_Task instructions_. When the word "number" shows up in a line of the data below, copy that whole line.

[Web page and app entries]

===============

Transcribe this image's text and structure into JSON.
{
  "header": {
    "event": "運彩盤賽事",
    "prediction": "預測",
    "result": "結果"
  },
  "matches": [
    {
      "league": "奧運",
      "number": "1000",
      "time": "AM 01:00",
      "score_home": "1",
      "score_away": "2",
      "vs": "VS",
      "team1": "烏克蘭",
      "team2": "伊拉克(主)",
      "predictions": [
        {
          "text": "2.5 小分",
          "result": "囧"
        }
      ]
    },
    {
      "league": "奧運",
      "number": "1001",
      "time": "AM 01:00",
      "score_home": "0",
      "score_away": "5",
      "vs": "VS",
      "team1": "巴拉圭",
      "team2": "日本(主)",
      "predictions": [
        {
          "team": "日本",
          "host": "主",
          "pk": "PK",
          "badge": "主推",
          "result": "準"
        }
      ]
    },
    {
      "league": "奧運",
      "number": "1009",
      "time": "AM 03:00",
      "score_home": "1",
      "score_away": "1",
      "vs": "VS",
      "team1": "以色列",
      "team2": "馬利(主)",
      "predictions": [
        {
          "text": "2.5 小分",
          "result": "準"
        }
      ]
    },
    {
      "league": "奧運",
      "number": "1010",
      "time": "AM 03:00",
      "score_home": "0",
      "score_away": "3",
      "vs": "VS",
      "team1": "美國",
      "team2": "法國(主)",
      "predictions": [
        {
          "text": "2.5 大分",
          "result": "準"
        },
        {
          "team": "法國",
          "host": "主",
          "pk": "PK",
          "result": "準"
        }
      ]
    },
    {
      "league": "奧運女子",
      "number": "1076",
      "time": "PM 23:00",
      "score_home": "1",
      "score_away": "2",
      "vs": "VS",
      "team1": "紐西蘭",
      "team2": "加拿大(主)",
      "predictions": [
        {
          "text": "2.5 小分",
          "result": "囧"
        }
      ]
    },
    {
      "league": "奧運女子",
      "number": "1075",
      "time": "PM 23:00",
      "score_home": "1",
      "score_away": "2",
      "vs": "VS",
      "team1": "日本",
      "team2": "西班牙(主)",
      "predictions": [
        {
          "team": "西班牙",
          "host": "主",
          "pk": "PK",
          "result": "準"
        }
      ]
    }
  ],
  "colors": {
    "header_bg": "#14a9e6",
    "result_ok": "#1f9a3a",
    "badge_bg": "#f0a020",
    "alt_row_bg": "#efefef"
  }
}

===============

_Output for this exercise_.
      "number": "1000",
      "number": "1001",
      "number": "1009",
      "number": "1010",
      "number": "1076",
      "number": "1075",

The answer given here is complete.